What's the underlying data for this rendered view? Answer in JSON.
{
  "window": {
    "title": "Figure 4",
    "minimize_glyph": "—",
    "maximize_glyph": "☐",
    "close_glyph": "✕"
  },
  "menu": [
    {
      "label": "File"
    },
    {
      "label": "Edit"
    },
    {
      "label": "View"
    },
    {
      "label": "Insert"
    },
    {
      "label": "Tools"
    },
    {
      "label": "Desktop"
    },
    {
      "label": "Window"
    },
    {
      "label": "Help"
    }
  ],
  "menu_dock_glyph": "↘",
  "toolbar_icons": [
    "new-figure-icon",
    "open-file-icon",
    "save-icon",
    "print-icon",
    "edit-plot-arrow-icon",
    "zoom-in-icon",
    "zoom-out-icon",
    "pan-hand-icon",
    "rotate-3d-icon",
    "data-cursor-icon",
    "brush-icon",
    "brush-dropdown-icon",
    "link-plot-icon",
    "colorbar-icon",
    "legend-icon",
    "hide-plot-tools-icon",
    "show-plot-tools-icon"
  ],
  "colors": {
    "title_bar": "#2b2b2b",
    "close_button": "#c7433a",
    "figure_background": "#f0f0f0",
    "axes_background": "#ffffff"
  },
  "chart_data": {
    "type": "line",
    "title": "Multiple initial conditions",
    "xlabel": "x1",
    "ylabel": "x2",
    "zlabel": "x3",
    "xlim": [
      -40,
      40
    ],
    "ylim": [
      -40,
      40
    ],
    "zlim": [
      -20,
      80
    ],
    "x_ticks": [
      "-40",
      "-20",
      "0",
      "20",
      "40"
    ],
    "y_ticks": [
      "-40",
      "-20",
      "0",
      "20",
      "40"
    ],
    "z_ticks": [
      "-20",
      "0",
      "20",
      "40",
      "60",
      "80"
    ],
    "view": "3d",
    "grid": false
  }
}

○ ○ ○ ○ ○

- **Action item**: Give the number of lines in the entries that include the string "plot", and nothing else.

- **Task result**: 4